§ **Work task**
Repeat every entry exactly. Pictures stay out.
*** Task data Section Begins ***
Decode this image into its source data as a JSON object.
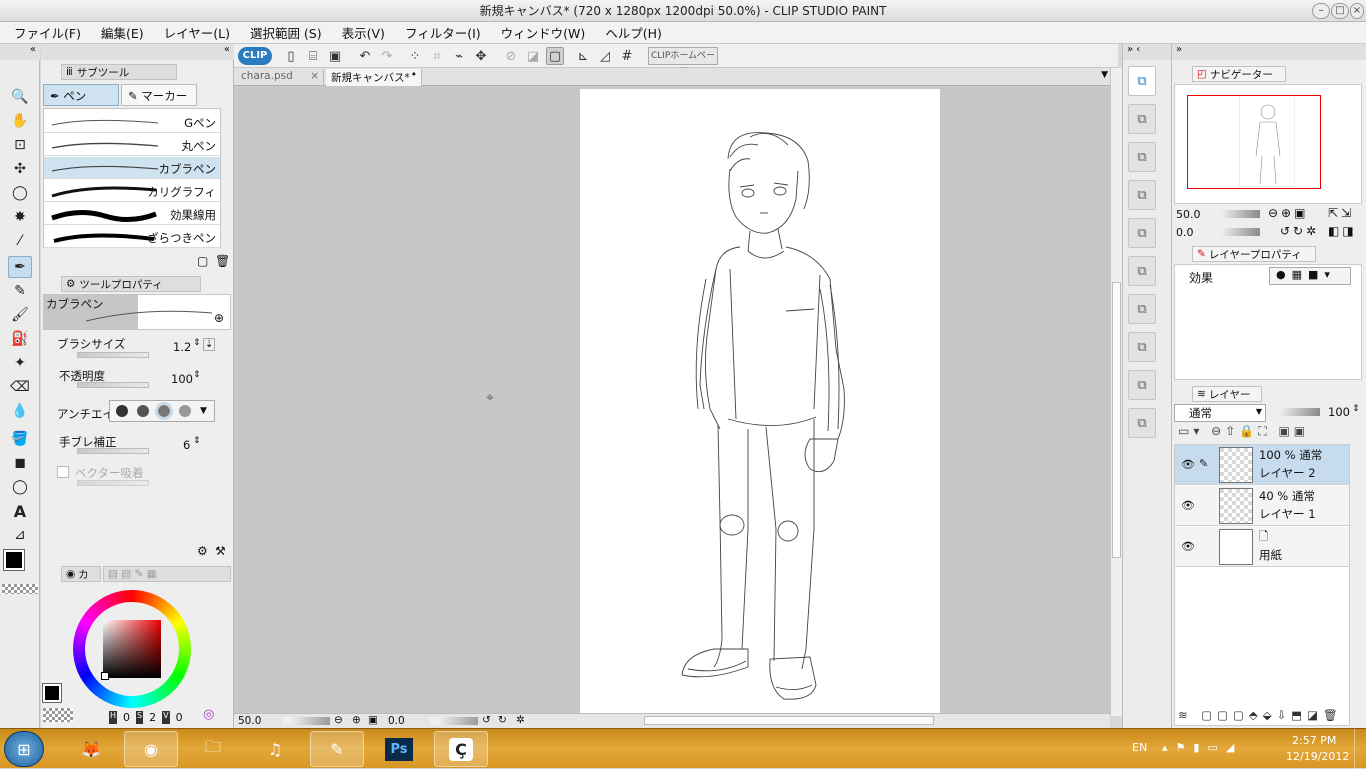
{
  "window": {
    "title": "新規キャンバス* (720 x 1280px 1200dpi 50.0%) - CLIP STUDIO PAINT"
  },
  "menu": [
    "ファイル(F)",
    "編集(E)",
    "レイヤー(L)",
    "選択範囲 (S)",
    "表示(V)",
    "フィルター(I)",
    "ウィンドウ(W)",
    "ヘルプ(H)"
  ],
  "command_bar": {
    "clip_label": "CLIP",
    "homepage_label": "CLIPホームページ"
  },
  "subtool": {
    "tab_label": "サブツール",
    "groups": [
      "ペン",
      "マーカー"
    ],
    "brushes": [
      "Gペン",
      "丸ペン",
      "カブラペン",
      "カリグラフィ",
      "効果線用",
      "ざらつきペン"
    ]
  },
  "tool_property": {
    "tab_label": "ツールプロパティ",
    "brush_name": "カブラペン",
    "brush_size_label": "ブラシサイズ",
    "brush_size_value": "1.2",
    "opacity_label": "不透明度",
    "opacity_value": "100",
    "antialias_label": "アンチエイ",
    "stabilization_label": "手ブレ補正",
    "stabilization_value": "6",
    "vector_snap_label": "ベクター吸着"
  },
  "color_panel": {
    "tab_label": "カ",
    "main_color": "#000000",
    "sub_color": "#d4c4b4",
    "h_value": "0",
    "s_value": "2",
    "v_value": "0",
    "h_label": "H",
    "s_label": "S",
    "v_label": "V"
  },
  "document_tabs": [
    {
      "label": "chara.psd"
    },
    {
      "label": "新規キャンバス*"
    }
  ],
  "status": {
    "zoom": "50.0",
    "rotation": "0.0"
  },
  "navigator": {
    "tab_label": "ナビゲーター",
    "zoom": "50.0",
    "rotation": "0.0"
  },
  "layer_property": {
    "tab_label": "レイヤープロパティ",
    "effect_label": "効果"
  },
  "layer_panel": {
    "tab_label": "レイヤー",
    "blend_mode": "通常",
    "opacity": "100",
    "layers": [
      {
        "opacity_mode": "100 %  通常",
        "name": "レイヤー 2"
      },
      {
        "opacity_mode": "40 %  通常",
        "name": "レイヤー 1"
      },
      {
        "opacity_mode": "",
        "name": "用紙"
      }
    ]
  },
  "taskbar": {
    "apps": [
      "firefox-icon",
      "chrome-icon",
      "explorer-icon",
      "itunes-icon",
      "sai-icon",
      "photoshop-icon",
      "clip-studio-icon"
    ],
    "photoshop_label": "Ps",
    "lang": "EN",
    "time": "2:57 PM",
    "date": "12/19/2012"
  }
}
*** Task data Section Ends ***
§ **Response area**
Decode this image into its source data as a JSON object.
{
  "window": {
    "title": "新規キャンバス* (720 x 1280px 1200dpi 50.0%) - CLIP STUDIO PAINT"
  },
  "menu": [
    "ファイル(F)",
    "編集(E)",
    "レイヤー(L)",
    "選択範囲 (S)",
    "表示(V)",
    "フィルター(I)",
    "ウィンドウ(W)",
    "ヘルプ(H)"
  ],
  "command_bar": {
    "clip_label": "CLIP",
    "homepage_label": "CLIPホームページ"
  },
  "subtool": {
    "tab_label": "サブツール",
    "groups": [
      "ペン",
      "マーカー"
    ],
    "brushes": [
      "Gペン",
      "丸ペン",
      "カブラペン",
      "カリグラフィ",
      "効果線用",
      "ざらつきペン"
    ]
  },
  "tool_property": {
    "tab_label": "ツールプロパティ",
    "brush_name": "カブラペン",
    "brush_size_label": "ブラシサイズ",
    "brush_size_value": "1.2",
    "opacity_label": "不透明度",
    "opacity_value": "100",
    "antialias_label": "アンチエイ",
    "stabilization_label": "手ブレ補正",
    "stabilization_value": "6",
    "vector_snap_label": "ベクター吸着"
  },
  "color_panel": {
    "tab_label": "カ",
    "main_color": "#000000",
    "sub_color": "#d4c4b4",
    "h_value": "0",
    "s_value": "2",
    "v_value": "0",
    "h_label": "H",
    "s_label": "S",
    "v_label": "V"
  },
  "document_tabs": [
    {
      "label": "chara.psd"
    },
    {
      "label": "新規キャンバス*"
    }
  ],
  "status": {
    "zoom": "50.0",
    "rotation": "0.0"
  },
  "navigator": {
    "tab_label": "ナビゲーター",
    "zoom": "50.0",
    "rotation": "0.0"
  },
  "layer_property": {
    "tab_label": "レイヤープロパティ",
    "effect_label": "効果"
  },
  "layer_panel": {
    "tab_label": "レイヤー",
    "blend_mode": "通常",
    "opacity": "100",
    "layers": [
      {
        "opacity_mode": "100 %  通常",
        "name": "レイヤー 2"
      },
      {
        "opacity_mode": "40 %  通常",
        "name": "レイヤー 1"
      },
      {
        "opacity_mode": "",
        "name": "用紙"
      }
    ]
  },
  "taskbar": {
    "apps": [
      "firefox-icon",
      "chrome-icon",
      "explorer-icon",
      "itunes-icon",
      "sai-icon",
      "photoshop-icon",
      "clip-studio-icon"
    ],
    "photoshop_label": "Ps",
    "lang": "EN",
    "time": "2:57 PM",
    "date": "12/19/2012"
  }
}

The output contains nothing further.